PROBLEM TO WORK ON: Leaving out all images, return the entries below exactly.

RECORDS FOR THE EXERCISE:
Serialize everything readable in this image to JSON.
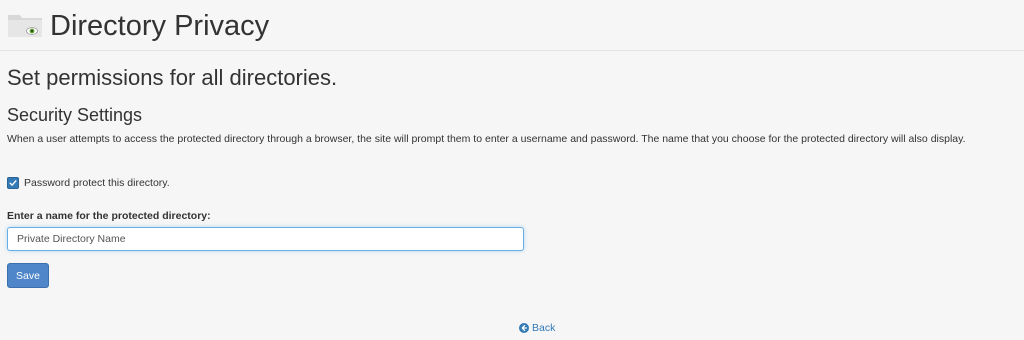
{
  "header": {
    "title": "Directory Privacy",
    "icon": "folder-eye-icon"
  },
  "main": {
    "subtitle": "Set permissions for all directories.",
    "section_heading": "Security Settings",
    "description": "When a user attempts to access the protected directory through a browser, the site will prompt them to enter a username and password. The name that you choose for the protected directory will also display.",
    "password_protect": {
      "label": "Password protect this directory.",
      "checked": true
    },
    "name_field": {
      "label": "Enter a name for the protected directory:",
      "value": "Private Directory Name"
    },
    "save_label": "Save",
    "back_label": "Back"
  },
  "colors": {
    "accent": "#337ab7",
    "button": "#4e86c9",
    "background": "#f6f6f6"
  }
}
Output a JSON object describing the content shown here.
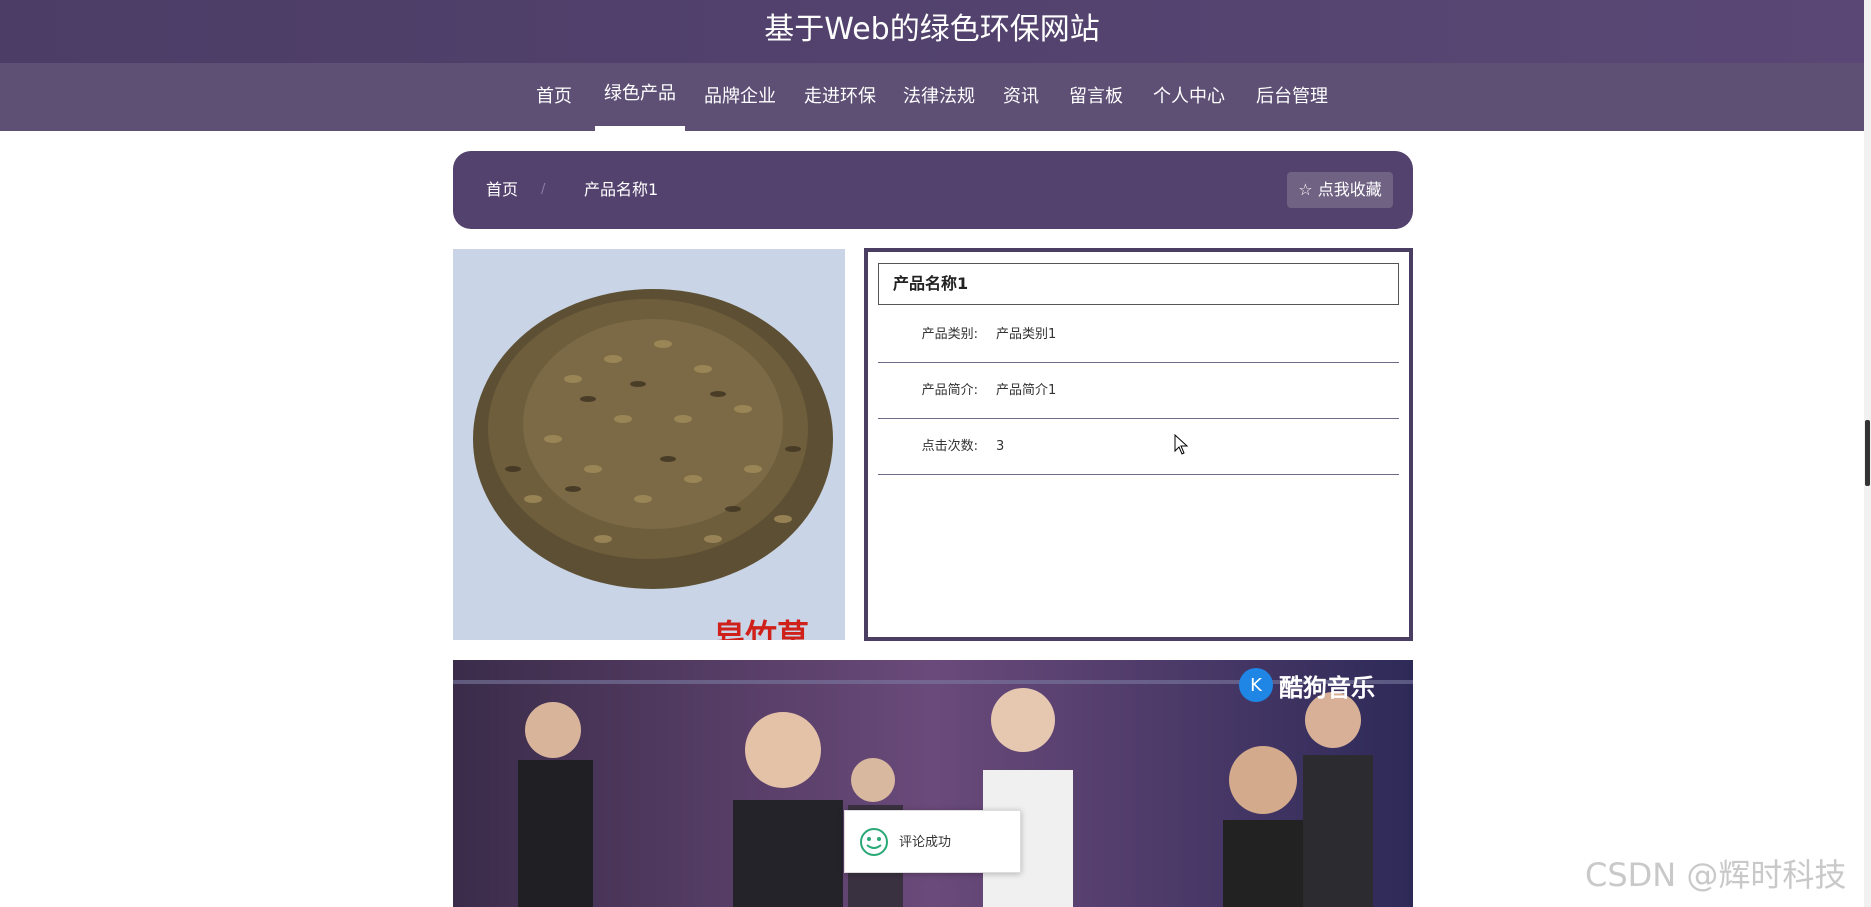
{
  "site": {
    "title": "基于Web的绿色环保网站"
  },
  "nav": {
    "items": [
      {
        "label": "首页",
        "active": false
      },
      {
        "label": "绿色产品",
        "active": true
      },
      {
        "label": "品牌企业",
        "active": false
      },
      {
        "label": "走进环保",
        "active": false
      },
      {
        "label": "法律法规",
        "active": false
      },
      {
        "label": "资讯",
        "active": false
      },
      {
        "label": "留言板",
        "active": false
      },
      {
        "label": "个人中心",
        "active": false
      },
      {
        "label": "后台管理",
        "active": false
      }
    ]
  },
  "breadcrumb": {
    "home": "首页",
    "separator": "/",
    "current": "产品名称1",
    "favorite_button": "☆ 点我收藏"
  },
  "product": {
    "image": {
      "icon": "seeds-photo",
      "overlay_text": "皂竹草"
    },
    "name": "产品名称1",
    "fields": [
      {
        "label": "产品类别:",
        "value": "产品类别1"
      },
      {
        "label": "产品简介:",
        "value": "产品简介1"
      },
      {
        "label": "点击次数:",
        "value": "3"
      }
    ]
  },
  "video": {
    "logo_text": "酷狗音乐",
    "logo_icon": "kugou-icon"
  },
  "toast": {
    "text": "评论成功",
    "icon": "smile-icon"
  },
  "watermark": "CSDN @辉时科技",
  "colors": {
    "header": "#4b3d66",
    "nav": "#5e4f75",
    "breadcrumb": "#53416e",
    "panel_border": "#4a3e63"
  }
}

RESPONSE TO THE TASK:
Serialize everything readable in this image to JSON.
{
  "header": {
    "title": "Directory Privacy",
    "icon": "folder-eye-icon"
  },
  "main": {
    "subtitle": "Set permissions for all directories.",
    "section_heading": "Security Settings",
    "description": "When a user attempts to access the protected directory through a browser, the site will prompt them to enter a username and password. The name that you choose for the protected directory will also display.",
    "password_protect": {
      "label": "Password protect this directory.",
      "checked": true
    },
    "name_field": {
      "label": "Enter a name for the protected directory:",
      "value": "Private Directory Name"
    },
    "save_label": "Save",
    "back_label": "Back"
  },
  "colors": {
    "accent": "#337ab7",
    "button": "#4e86c9",
    "background": "#f6f6f6"
  }
}
Output a JSON object describing the content shown here.
{
  "site": {
    "title": "基于Web的绿色环保网站"
  },
  "nav": {
    "items": [
      {
        "label": "首页",
        "active": false
      },
      {
        "label": "绿色产品",
        "active": true
      },
      {
        "label": "品牌企业",
        "active": false
      },
      {
        "label": "走进环保",
        "active": false
      },
      {
        "label": "法律法规",
        "active": false
      },
      {
        "label": "资讯",
        "active": false
      },
      {
        "label": "留言板",
        "active": false
      },
      {
        "label": "个人中心",
        "active": false
      },
      {
        "label": "后台管理",
        "active": false
      }
    ]
  },
  "breadcrumb": {
    "home": "首页",
    "separator": "/",
    "current": "产品名称1",
    "favorite_button": "☆ 点我收藏"
  },
  "product": {
    "image": {
      "icon": "seeds-photo",
      "overlay_text": "皂竹草"
    },
    "name": "产品名称1",
    "fields": [
      {
        "label": "产品类别:",
        "value": "产品类别1"
      },
      {
        "label": "产品简介:",
        "value": "产品简介1"
      },
      {
        "label": "点击次数:",
        "value": "3"
      }
    ]
  },
  "video": {
    "logo_text": "酷狗音乐",
    "logo_icon": "kugou-icon"
  },
  "toast": {
    "text": "评论成功",
    "icon": "smile-icon"
  },
  "watermark": "CSDN @辉时科技",
  "colors": {
    "header": "#4b3d66",
    "nav": "#5e4f75",
    "breadcrumb": "#53416e",
    "panel_border": "#4a3e63"
  }
}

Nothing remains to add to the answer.